### EXERCISE
A single number is wanted: how many lines of the records below contain the word "this".

### DATA EXTRACTS

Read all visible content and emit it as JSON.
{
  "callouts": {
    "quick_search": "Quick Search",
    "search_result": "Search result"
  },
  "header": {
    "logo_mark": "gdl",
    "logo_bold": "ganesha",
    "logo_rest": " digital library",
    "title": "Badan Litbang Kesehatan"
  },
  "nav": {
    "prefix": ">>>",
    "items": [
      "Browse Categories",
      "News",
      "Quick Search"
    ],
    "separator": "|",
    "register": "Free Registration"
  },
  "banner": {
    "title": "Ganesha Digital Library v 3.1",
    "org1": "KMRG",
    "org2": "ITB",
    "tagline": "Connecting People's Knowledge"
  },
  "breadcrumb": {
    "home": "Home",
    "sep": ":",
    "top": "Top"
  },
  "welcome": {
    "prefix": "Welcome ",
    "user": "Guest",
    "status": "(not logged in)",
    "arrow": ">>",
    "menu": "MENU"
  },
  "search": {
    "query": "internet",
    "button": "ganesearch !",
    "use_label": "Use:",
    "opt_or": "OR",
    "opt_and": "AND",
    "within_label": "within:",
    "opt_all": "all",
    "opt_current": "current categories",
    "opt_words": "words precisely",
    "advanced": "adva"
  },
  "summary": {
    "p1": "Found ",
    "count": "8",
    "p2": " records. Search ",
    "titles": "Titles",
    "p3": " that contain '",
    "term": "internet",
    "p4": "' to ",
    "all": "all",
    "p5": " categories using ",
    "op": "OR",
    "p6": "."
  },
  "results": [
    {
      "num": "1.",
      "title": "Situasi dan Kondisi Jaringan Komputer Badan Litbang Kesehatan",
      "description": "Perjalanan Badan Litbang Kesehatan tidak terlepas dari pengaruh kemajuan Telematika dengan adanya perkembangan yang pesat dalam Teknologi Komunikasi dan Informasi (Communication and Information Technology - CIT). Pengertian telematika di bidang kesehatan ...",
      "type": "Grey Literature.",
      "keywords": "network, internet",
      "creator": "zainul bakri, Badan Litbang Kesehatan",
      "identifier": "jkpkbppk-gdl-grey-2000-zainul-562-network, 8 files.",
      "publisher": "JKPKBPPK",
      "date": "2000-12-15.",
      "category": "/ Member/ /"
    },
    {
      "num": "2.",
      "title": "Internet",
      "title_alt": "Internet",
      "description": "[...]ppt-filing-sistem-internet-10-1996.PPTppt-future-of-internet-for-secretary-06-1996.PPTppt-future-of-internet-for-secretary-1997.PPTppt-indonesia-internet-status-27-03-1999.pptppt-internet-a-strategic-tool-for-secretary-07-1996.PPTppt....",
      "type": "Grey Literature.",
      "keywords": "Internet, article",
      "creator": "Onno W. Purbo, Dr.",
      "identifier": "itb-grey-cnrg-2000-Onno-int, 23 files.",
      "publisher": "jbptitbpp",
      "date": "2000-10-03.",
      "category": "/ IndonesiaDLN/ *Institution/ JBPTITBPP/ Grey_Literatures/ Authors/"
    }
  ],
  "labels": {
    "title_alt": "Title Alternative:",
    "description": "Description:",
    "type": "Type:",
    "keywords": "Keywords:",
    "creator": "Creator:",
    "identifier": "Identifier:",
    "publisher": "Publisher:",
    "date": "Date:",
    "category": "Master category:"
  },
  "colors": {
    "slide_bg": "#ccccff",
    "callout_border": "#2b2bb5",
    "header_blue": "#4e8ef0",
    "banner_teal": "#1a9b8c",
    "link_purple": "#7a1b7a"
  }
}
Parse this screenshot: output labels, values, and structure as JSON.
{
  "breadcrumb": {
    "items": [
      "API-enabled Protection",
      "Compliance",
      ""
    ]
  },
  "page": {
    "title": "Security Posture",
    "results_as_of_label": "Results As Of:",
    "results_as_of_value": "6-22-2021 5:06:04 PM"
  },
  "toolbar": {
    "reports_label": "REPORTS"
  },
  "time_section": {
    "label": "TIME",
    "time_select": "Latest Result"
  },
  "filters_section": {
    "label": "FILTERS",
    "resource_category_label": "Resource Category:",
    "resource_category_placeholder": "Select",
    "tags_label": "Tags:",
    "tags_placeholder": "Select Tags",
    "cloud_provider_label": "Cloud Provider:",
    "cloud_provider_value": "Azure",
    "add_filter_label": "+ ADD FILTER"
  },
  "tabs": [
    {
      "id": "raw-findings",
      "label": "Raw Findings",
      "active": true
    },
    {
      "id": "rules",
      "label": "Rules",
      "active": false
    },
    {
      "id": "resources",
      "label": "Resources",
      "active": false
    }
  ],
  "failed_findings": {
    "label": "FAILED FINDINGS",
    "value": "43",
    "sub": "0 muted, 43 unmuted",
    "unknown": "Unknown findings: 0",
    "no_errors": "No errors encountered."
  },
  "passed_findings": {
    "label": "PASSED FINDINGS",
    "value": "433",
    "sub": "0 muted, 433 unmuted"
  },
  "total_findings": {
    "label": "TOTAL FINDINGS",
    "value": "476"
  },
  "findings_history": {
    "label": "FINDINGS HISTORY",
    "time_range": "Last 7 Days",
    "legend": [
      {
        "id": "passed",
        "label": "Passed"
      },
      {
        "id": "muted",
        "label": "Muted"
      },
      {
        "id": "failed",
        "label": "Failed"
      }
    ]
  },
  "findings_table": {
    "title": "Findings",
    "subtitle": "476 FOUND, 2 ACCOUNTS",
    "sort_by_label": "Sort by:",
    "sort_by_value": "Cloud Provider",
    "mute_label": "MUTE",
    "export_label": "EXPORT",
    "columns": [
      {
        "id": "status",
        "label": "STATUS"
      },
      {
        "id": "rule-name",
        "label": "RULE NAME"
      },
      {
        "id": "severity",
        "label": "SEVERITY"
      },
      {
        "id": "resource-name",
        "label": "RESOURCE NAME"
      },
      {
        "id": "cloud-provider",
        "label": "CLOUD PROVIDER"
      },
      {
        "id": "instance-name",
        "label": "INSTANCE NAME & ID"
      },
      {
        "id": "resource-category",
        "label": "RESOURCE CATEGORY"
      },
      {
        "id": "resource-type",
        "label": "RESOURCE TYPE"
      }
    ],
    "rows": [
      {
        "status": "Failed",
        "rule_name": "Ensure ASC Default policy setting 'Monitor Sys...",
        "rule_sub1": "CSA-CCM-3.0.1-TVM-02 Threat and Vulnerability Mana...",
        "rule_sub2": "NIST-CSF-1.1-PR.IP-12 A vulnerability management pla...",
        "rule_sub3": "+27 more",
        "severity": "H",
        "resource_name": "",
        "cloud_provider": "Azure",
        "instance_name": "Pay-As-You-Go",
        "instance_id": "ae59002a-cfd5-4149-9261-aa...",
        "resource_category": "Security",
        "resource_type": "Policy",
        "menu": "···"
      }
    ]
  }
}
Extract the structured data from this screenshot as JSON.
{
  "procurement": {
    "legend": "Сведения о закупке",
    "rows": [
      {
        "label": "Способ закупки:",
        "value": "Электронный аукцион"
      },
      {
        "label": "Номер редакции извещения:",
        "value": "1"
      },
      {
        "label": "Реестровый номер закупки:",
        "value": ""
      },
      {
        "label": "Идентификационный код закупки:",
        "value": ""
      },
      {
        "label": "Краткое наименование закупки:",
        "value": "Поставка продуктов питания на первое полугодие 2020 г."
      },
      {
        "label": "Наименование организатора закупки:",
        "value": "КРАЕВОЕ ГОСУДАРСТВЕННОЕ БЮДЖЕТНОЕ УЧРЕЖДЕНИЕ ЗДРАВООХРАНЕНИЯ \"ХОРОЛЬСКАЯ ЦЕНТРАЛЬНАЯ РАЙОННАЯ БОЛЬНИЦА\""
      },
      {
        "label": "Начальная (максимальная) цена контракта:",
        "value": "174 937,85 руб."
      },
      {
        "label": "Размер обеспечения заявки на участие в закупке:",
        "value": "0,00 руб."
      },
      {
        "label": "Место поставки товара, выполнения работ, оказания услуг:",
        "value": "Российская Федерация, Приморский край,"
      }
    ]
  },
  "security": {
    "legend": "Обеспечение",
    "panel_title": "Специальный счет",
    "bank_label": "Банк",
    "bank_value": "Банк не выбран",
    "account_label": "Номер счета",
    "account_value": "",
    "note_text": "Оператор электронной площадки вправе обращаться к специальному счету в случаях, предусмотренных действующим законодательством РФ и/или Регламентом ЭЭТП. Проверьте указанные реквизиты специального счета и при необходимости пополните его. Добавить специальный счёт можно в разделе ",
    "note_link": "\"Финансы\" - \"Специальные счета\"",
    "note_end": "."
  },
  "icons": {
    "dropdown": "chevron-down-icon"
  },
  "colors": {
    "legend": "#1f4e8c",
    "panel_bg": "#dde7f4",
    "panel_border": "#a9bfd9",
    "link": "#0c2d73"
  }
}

### WRITTEN SOLUTION
2